Opened in 1939 by entertainer and vaudevillian Al B. White, Retro Lounge & Grill now forges fusion cuisine with an internationally inspired menu. Meld genres with appetizers such as vegetable tempura ($8) and piñata-friendly baby lamb lollipops ($9). The shrimp yuccanut entree ($15) swims in a coconut-cream sauce before pairing up with a side of mashed yucca. Retro Specialty chicken wings ($6–$20) strut with an array of seasonings, including jerk, oriental, and traditional buffalo. Diners can satiate sweet teeth on a slice of bread pudding drizzled in maple syrup and served with vanilla-bean ice cream ($7).
Long Island's #1 Club for Latin Music Since 1996! Open Fri, Sat & Sun. Dance Lessons, Social Dancing, Drinks, Food, & amazing Dj's playing the best in Salsa, Merengue, Bachata, Cumbia & much more...see our website or facebook for more details.
In 1997, Chef Hok Chin moved to New York City from Hong Kong, where he’d been in training with some of the city’s finest chefs since age 14. Though his culinary talents were already formidable, the ambitious young chef faced a hurdle he couldn’t simply spatula himself over: the English language. Undaunted, he headed back to work the humblest kitchen positions and scrabbled his way back to the top at establishments such as Tavern on the Green, The Mark Hotel, and most recently, La Caravelle. In 2010, the multinational gourmet teamed up with nightlife impresario Brian Rosenberg, and the duo’s new venture, Sugar Dining Den and Social Club, drove Joanne Starkey of the New York Times to rave, “The food is delicious—much better than it has to be—and the service is excellent.”

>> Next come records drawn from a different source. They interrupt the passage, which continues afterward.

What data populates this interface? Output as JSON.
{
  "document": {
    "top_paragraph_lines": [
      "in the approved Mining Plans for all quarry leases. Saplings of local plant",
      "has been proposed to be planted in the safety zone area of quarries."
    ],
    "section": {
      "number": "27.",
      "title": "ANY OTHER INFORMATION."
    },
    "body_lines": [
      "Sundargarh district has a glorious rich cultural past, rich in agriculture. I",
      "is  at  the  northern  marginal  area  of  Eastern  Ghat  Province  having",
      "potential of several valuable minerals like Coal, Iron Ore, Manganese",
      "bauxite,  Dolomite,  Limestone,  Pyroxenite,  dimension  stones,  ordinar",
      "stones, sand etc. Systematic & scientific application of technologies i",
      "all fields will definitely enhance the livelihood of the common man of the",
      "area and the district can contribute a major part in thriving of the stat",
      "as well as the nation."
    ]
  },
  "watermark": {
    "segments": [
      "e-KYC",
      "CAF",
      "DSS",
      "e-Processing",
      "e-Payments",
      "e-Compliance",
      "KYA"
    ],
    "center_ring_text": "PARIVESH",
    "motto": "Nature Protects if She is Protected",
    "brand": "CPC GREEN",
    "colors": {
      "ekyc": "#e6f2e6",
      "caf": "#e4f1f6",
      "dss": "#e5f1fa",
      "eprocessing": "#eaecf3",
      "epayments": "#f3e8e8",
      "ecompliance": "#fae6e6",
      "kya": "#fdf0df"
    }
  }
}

Something between a nightclub and a fine-dining establishment, Sugar immediately immerses its guests in a world of bright lights, pulsing beats, and an arrestingly modern architectural scheme that sets a decorative forest of tree branches beneath a looming vaulted ceiling. After a dinner of gourmet fusion cuisine, such as Pacific Rim skirt steak with green chili potatoes and hand-cut sweet potato fries with maple-chipotle barbecue sauce, the eating area transforms into a dance floor soundtracked by some of today’s most popular DJs. The cocktail list keeps the party rolling late into the night with charmingly titled offerings such as the Black and White Cookie and the Swedish Fish.
The sushi chefs at Black Lantern Sushi Den, a registered Green Restaurant, cook up a full roster of Japanese delicacies, tightly enveloping ingredients within more than 35 sushi rolls. Nosh on all-natural options like the stuffed baby mushrooms ($12), plump with breadcrumbs, or sink ravenous teeth into nigiri and sashimi ($4.50+). Eel and cucumber play fine neighbors to seaweed and rice within the Azalia roll ($13). Meanwhile, the Violet Lily Roll ($16) sets up seared ginger salmon and goat cheese on a tasteful double date with roasted portobello and jalapeños before letting them bunk together in one rice sleeping bag.
Liquid Bar & Lounge’s menu of small plates puts a tropical twist on classic pub fare. Duos or quartets can sip on a revolving daily soup, such as pumpkin (Tuesdays) or pepperpot (Mondays), or weigh down flighty tummies with wings slathered in buffalo, barbecue, garlic-parmesan, jerk, spicy, or chipotle sauce. A cadre of island-influenced fare includes conch fritters, fried calamari with cherry jalapeño, and shrimp riding a wave of guacamole on a corn-chip surfboard. Once small plates have sated their stomachs’ appetite for savories, diners can break promises to the tooth fairy with desserts such as bread pudding drenched in rum sauce, sweet spanish fritters, or slabs of red-velvet cake.